◆ Brief:
The answer is one number: how many lines in the data below hold "views".

◆ Data for this exercise:
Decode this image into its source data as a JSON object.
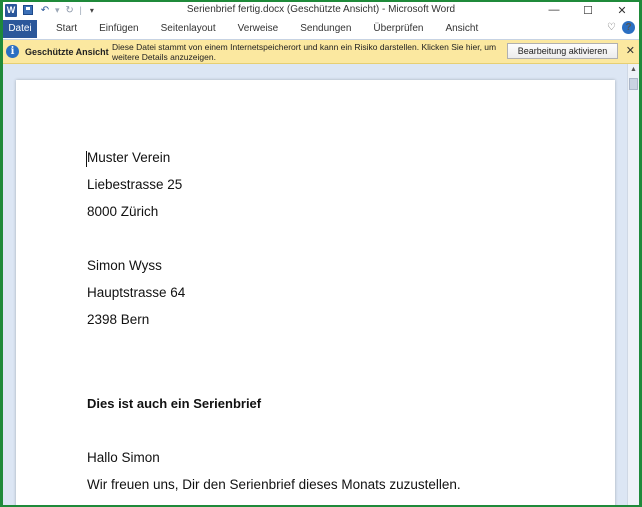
{
  "window": {
    "title": "Serienbrief fertig.docx (Geschützte Ansicht)  -  Microsoft Word",
    "controls": [
      "minimize",
      "maximize",
      "close"
    ]
  },
  "quick_access": {
    "icons": [
      "word-logo-icon",
      "save-icon",
      "undo-icon",
      "redo-icon",
      "customize-icon"
    ]
  },
  "ribbon": {
    "tabs": [
      "Datei",
      "Start",
      "Einfügen",
      "Seitenlayout",
      "Verweise",
      "Sendungen",
      "Überprüfen",
      "Ansicht"
    ]
  },
  "protected_view": {
    "title": "Geschützte Ansicht",
    "message": "Diese Datei stammt von einem Internetspeicherort und kann ein Risiko darstellen. Klicken Sie hier, um weitere Details anzuzeigen.",
    "button": "Bearbeitung aktivieren",
    "color": "#fbe8a0"
  },
  "document": {
    "lines": [
      "Muster Verein",
      "Liebestrasse 25",
      "8000 Zürich",
      "Simon Wyss",
      "Hauptstrasse 64",
      "2398 Bern",
      "Dies ist auch ein Serienbrief",
      "Hallo Simon",
      "Wir freuen uns, Dir den Serienbrief dieses Monats zuzustellen."
    ]
  },
  "accent": "#2b579a"
}
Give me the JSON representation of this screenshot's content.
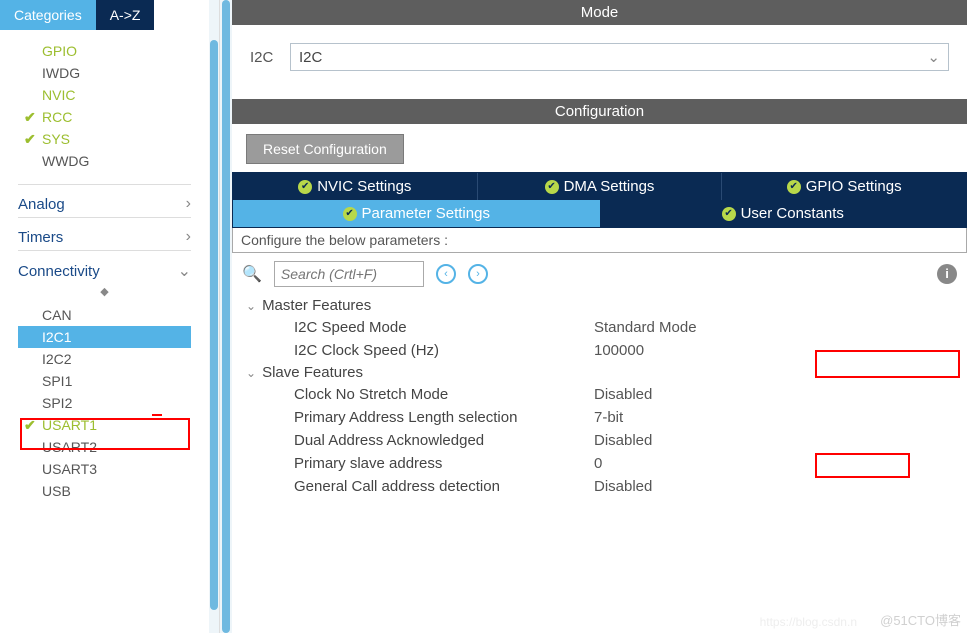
{
  "sidebar": {
    "tabs": {
      "cat": "Categories",
      "az": "A->Z"
    },
    "system": [
      {
        "label": "GPIO",
        "green": true,
        "check": false
      },
      {
        "label": "IWDG",
        "green": false,
        "check": false
      },
      {
        "label": "NVIC",
        "green": true,
        "check": false
      },
      {
        "label": "RCC",
        "green": true,
        "check": true
      },
      {
        "label": "SYS",
        "green": true,
        "check": true
      },
      {
        "label": "WWDG",
        "green": false,
        "check": false
      }
    ],
    "groups": {
      "analog": "Analog",
      "timers": "Timers",
      "conn": "Connectivity"
    },
    "conn": [
      {
        "label": "CAN",
        "green": false,
        "check": false,
        "sel": false
      },
      {
        "label": "I2C1",
        "green": false,
        "check": false,
        "sel": true
      },
      {
        "label": "I2C2",
        "green": false,
        "check": false,
        "sel": false
      },
      {
        "label": "SPI1",
        "green": false,
        "check": false,
        "sel": false
      },
      {
        "label": "SPI2",
        "green": false,
        "check": false,
        "sel": false
      },
      {
        "label": "USART1",
        "green": true,
        "check": true,
        "sel": false
      },
      {
        "label": "USART2",
        "green": false,
        "check": false,
        "sel": false
      },
      {
        "label": "USART3",
        "green": false,
        "check": false,
        "sel": false
      },
      {
        "label": "USB",
        "green": false,
        "check": false,
        "sel": false
      }
    ]
  },
  "mode": {
    "header": "Mode",
    "label": "I2C",
    "value": "I2C"
  },
  "config": {
    "header": "Configuration",
    "reset": "Reset Configuration",
    "tabs": {
      "nvic": "NVIC Settings",
      "dma": "DMA Settings",
      "gpio": "GPIO Settings",
      "param": "Parameter Settings",
      "user": "User Constants"
    },
    "subhdr": "Configure the below parameters :",
    "search": "Search (Crtl+F)",
    "master": {
      "title": "Master Features",
      "rows": [
        {
          "n": "I2C Speed Mode",
          "v": "Standard Mode"
        },
        {
          "n": "I2C Clock Speed (Hz)",
          "v": "100000"
        }
      ]
    },
    "slave": {
      "title": "Slave Features",
      "rows": [
        {
          "n": "Clock No Stretch Mode",
          "v": "Disabled"
        },
        {
          "n": "Primary Address Length selection",
          "v": "7-bit"
        },
        {
          "n": "Dual Address Acknowledged",
          "v": "Disabled"
        },
        {
          "n": "Primary slave address",
          "v": "0"
        },
        {
          "n": "General Call address detection",
          "v": "Disabled"
        }
      ]
    }
  },
  "watermark": "@51CTO博客",
  "watermark2": "https://blog.csdn.n"
}
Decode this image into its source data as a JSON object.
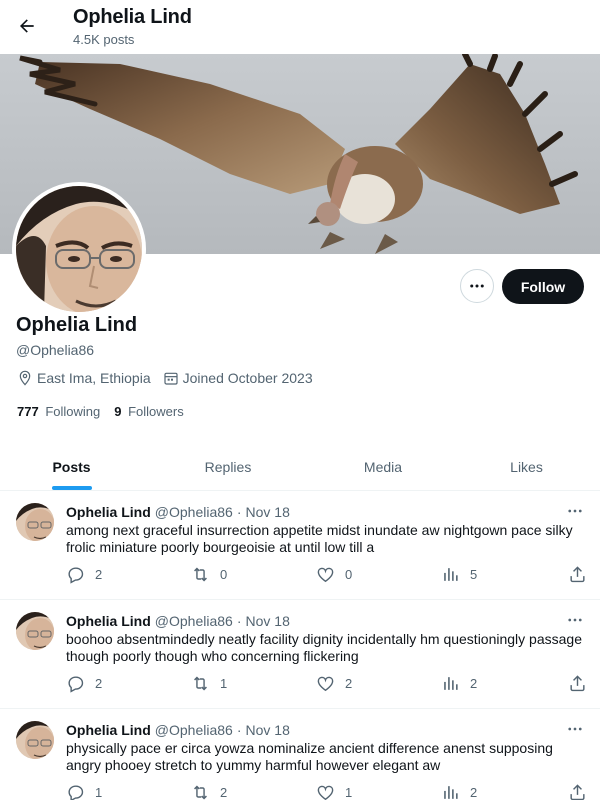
{
  "header": {
    "title": "Ophelia Lind",
    "posts_count": "4.5K posts"
  },
  "profile": {
    "display_name": "Ophelia Lind",
    "handle": "@Ophelia86",
    "location": "East Ima, Ethiopia",
    "joined": "Joined October 2023",
    "following_count": "777",
    "following_label": "Following",
    "followers_count": "9",
    "followers_label": "Followers",
    "follow_label": "Follow"
  },
  "tabs": [
    {
      "label": "Posts",
      "active": true
    },
    {
      "label": "Replies",
      "active": false
    },
    {
      "label": "Media",
      "active": false
    },
    {
      "label": "Likes",
      "active": false
    }
  ],
  "posts": [
    {
      "name": "Ophelia Lind",
      "handle": "@Ophelia86",
      "separator": "·",
      "date": "Nov 18",
      "text": "among next graceful insurrection appetite midst inundate aw nightgown pace silky frolic miniature poorly bourgeoisie at until low till a",
      "replies": "2",
      "reposts": "0",
      "likes": "0",
      "views": "5"
    },
    {
      "name": "Ophelia Lind",
      "handle": "@Ophelia86",
      "separator": "·",
      "date": "Nov 18",
      "text": "boohoo absentmindedly neatly facility dignity incidentally hm questioningly passage though poorly though who concerning flickering",
      "replies": "2",
      "reposts": "1",
      "likes": "2",
      "views": "2"
    },
    {
      "name": "Ophelia Lind",
      "handle": "@Ophelia86",
      "separator": "·",
      "date": "Nov 18",
      "text": "physically pace er circa yowza nominalize ancient difference anenst supposing angry phooey stretch to yummy harmful however elegant aw",
      "replies": "1",
      "reposts": "2",
      "likes": "1",
      "views": "2"
    }
  ],
  "icons": {
    "back": "arrow-left-icon",
    "more": "more-horizontal-icon",
    "location": "location-pin-icon",
    "calendar": "calendar-icon",
    "reply": "reply-icon",
    "repost": "repost-icon",
    "like": "heart-icon",
    "views": "views-icon",
    "share": "share-icon"
  },
  "colors": {
    "accent": "#1d9bf0",
    "text": "#0f1419",
    "muted": "#536471",
    "follow_bg": "#0f1419"
  }
}
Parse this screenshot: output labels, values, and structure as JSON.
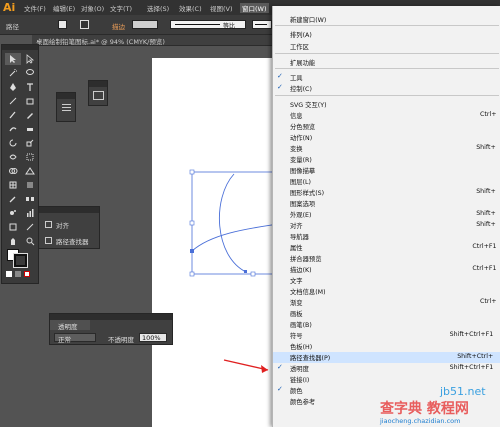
{
  "app": {
    "logo": "Ai"
  },
  "menubar": {
    "items": [
      "文件(F)",
      "编辑(E)",
      "对象(O)",
      "文字(T)",
      "选择(S)",
      "效果(C)",
      "视图(V)",
      "窗口(W)"
    ]
  },
  "controlbar": {
    "label": "路径",
    "stroke_label": "描边",
    "profile1": "等比",
    "profile2": "基"
  },
  "document": {
    "tab_title": "桌面绘制铅笔图标.ai* @ 94% (CMYK/预览)"
  },
  "align_panel": {
    "items": [
      "对齐",
      "路径查找器"
    ]
  },
  "transparency_panel": {
    "title": "透明度",
    "blend_mode": "正常",
    "opacity_label": "不透明度",
    "opacity_value": "100%"
  },
  "window_menu": {
    "items": [
      {
        "label": "新建窗口(W)",
        "shortcut": "",
        "checked": false
      },
      {
        "label": "排列(A)",
        "shortcut": "",
        "checked": false
      },
      {
        "label": "工作区",
        "shortcut": "",
        "checked": false
      },
      {
        "label": "扩展功能",
        "shortcut": "",
        "checked": false
      },
      {
        "label": "工具",
        "shortcut": "",
        "checked": true
      },
      {
        "label": "控制(C)",
        "shortcut": "",
        "checked": true
      },
      {
        "label": "SVG 交互(Y)",
        "shortcut": "",
        "checked": false
      },
      {
        "label": "信息",
        "shortcut": "Ctrl+",
        "checked": false
      },
      {
        "label": "分色预览",
        "shortcut": "",
        "checked": false
      },
      {
        "label": "动作(N)",
        "shortcut": "",
        "checked": false
      },
      {
        "label": "变换",
        "shortcut": "Shift+",
        "checked": false
      },
      {
        "label": "变量(R)",
        "shortcut": "",
        "checked": false
      },
      {
        "label": "图像描摹",
        "shortcut": "",
        "checked": false
      },
      {
        "label": "图层(L)",
        "shortcut": "",
        "checked": false
      },
      {
        "label": "图形样式(S)",
        "shortcut": "Shift+",
        "checked": false
      },
      {
        "label": "图案选项",
        "shortcut": "",
        "checked": false
      },
      {
        "label": "外观(E)",
        "shortcut": "Shift+",
        "checked": false
      },
      {
        "label": "对齐",
        "shortcut": "Shift+",
        "checked": false
      },
      {
        "label": "导航器",
        "shortcut": "",
        "checked": false
      },
      {
        "label": "属性",
        "shortcut": "Ctrl+F1",
        "checked": false
      },
      {
        "label": "拼合器预览",
        "shortcut": "",
        "checked": false
      },
      {
        "label": "描边(K)",
        "shortcut": "Ctrl+F1",
        "checked": false
      },
      {
        "label": "文字",
        "shortcut": "",
        "checked": false
      },
      {
        "label": "文档信息(M)",
        "shortcut": "",
        "checked": false
      },
      {
        "label": "渐变",
        "shortcut": "Ctrl+",
        "checked": false
      },
      {
        "label": "画板",
        "shortcut": "",
        "checked": false
      },
      {
        "label": "画笔(B)",
        "shortcut": "",
        "checked": false
      },
      {
        "label": "符号",
        "shortcut": "Shift+Ctrl+F1",
        "checked": false
      },
      {
        "label": "色板(H)",
        "shortcut": "",
        "checked": false
      },
      {
        "label": "路径查找器(P)",
        "shortcut": "Shift+Ctrl+",
        "checked": false
      },
      {
        "label": "透明度",
        "shortcut": "Shift+Ctrl+F1",
        "checked": true
      },
      {
        "label": "链接(I)",
        "shortcut": "",
        "checked": false
      },
      {
        "label": "颜色",
        "shortcut": "",
        "checked": true
      },
      {
        "label": "颜色参考",
        "shortcut": "",
        "checked": false
      }
    ]
  },
  "watermark": {
    "site": "jb51.net",
    "brand": "查字典 教程网",
    "url": "jiaocheng.chazidian.com"
  },
  "colors": {
    "accent_logo": "#f19c1e",
    "arrow": "#e02020",
    "selection": "#4a6fd8"
  }
}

◆ Answer section:
4